# EXERCISE DETAILS
The lines to copy are those holding the string "title" in the entries below.

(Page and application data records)
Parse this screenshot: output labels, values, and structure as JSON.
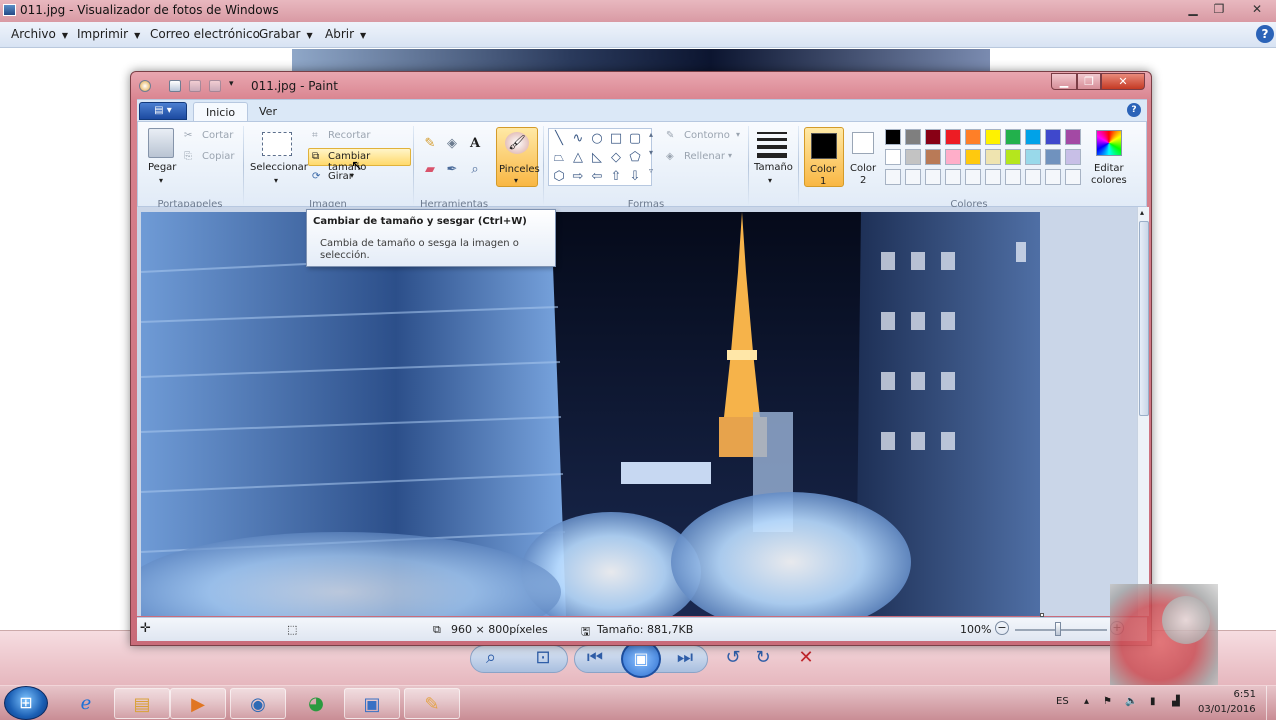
{
  "photo_viewer": {
    "title": "011.jpg - Visualizador de fotos de Windows",
    "menu": [
      {
        "label": "Archivo"
      },
      {
        "label": "Imprimir"
      },
      {
        "label": "Correo electrónico"
      },
      {
        "label": "Grabar"
      },
      {
        "label": "Abrir"
      }
    ],
    "help_label": "?"
  },
  "paint": {
    "title": "011.jpg - Paint",
    "tabs": {
      "inicio": "Inicio",
      "ver": "Ver"
    },
    "ribbon": {
      "pegar": "Pegar",
      "cortar": "Cortar",
      "copiar": "Copiar",
      "portapapeles": "Portapapeles",
      "seleccionar": "Seleccionar",
      "recortar": "Recortar",
      "cambiar_tamano": "Cambiar tamaño",
      "girar": "Girar",
      "imagen": "Imagen",
      "herramientas": "Herramientas",
      "pinceles": "Pinceles",
      "formas": "Formas",
      "contorno": "Contorno",
      "rellenar": "Rellenar",
      "tamano": "Tamaño",
      "color1": "Color",
      "color1_num": "1",
      "color2": "Color",
      "color2_num": "2",
      "editar_colores_1": "Editar",
      "editar_colores_2": "colores",
      "colores": "Colores"
    },
    "palette_row1": [
      "#000000",
      "#7f7f7f",
      "#880015",
      "#ed1c24",
      "#ff7f27",
      "#fff200",
      "#22b14c",
      "#00a2e8",
      "#3f48cc",
      "#a349a4"
    ],
    "palette_row2": [
      "#ffffff",
      "#c3c3c3",
      "#b97a57",
      "#ffaec9",
      "#ffc90e",
      "#efe4b0",
      "#b5e61d",
      "#99d9ea",
      "#7092be",
      "#c8bfe7"
    ],
    "tooltip": {
      "title": "Cambiar de tamaño y sesgar (Ctrl+W)",
      "description": "Cambia de tamaño o sesga la imagen o selección."
    },
    "status": {
      "dimensions": "960 × 800píxeles",
      "size": "Tamaño: 881,7KB",
      "zoom": "100%"
    }
  },
  "taskbar": {
    "language": "ES",
    "time": "6:51",
    "date": "03/01/2016"
  }
}
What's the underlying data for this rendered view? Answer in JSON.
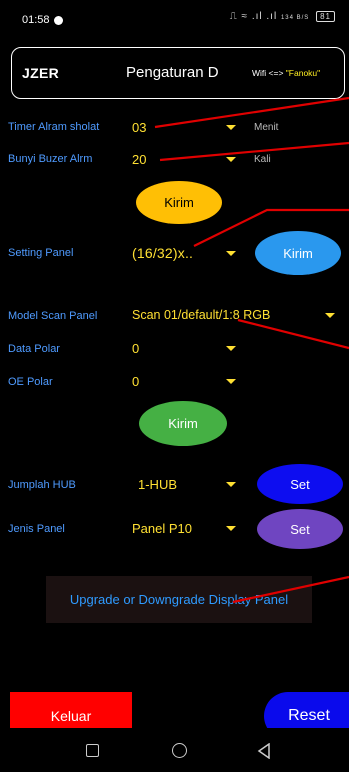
{
  "status": {
    "time": "01:58",
    "icons_text": "⎍ ≈ .ıl .ıl",
    "speed": "134 B/S",
    "battery": "81"
  },
  "header": {
    "left_text": "JZER",
    "title": "Pengaturan D",
    "wifi_prefix": "Wifi <=> ",
    "wifi_ssid": "\"Fanoku\""
  },
  "form": {
    "timer_label": "Timer Alram sholat",
    "timer_value": "03",
    "timer_unit": "Menit",
    "buzzer_label": "Bunyi Buzer Alrm",
    "buzzer_value": "20",
    "buzzer_unit": "Kali",
    "send1_label": "Kirim",
    "panel_label": "Setting Panel",
    "panel_value": "(16/32)x..",
    "send2_label": "Kirim",
    "scan_label": "Model Scan Panel",
    "scan_value": "Scan 01/default/1:8 RGB",
    "data_polar_label": "Data Polar",
    "data_polar_value": "0",
    "oe_polar_label": "OE Polar",
    "oe_polar_value": "0",
    "send3_label": "Kirim",
    "hub_label": "Jumplah HUB",
    "hub_value": "1-HUB",
    "hub_set_label": "Set",
    "panel_type_label": "Jenis Panel",
    "panel_type_value": "Panel P10",
    "panel_type_set_label": "Set"
  },
  "upgrade_label": "Upgrade or Downgrade Display Panel",
  "footer": {
    "exit_label": "Keluar",
    "reset_label": "Reset"
  },
  "colors": {
    "label_blue": "#4f9bff",
    "value_yellow": "#ffe033",
    "annotation_red": "#e00000"
  }
}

# THE ANSWER
    "title": "011.jpg - Visualizador de fotos de Windows",
    "title": "011.jpg - Paint",
      "title": "Cambiar de tamaño y sesgar (Ctrl+W)",
    "title": "Pengaturan D",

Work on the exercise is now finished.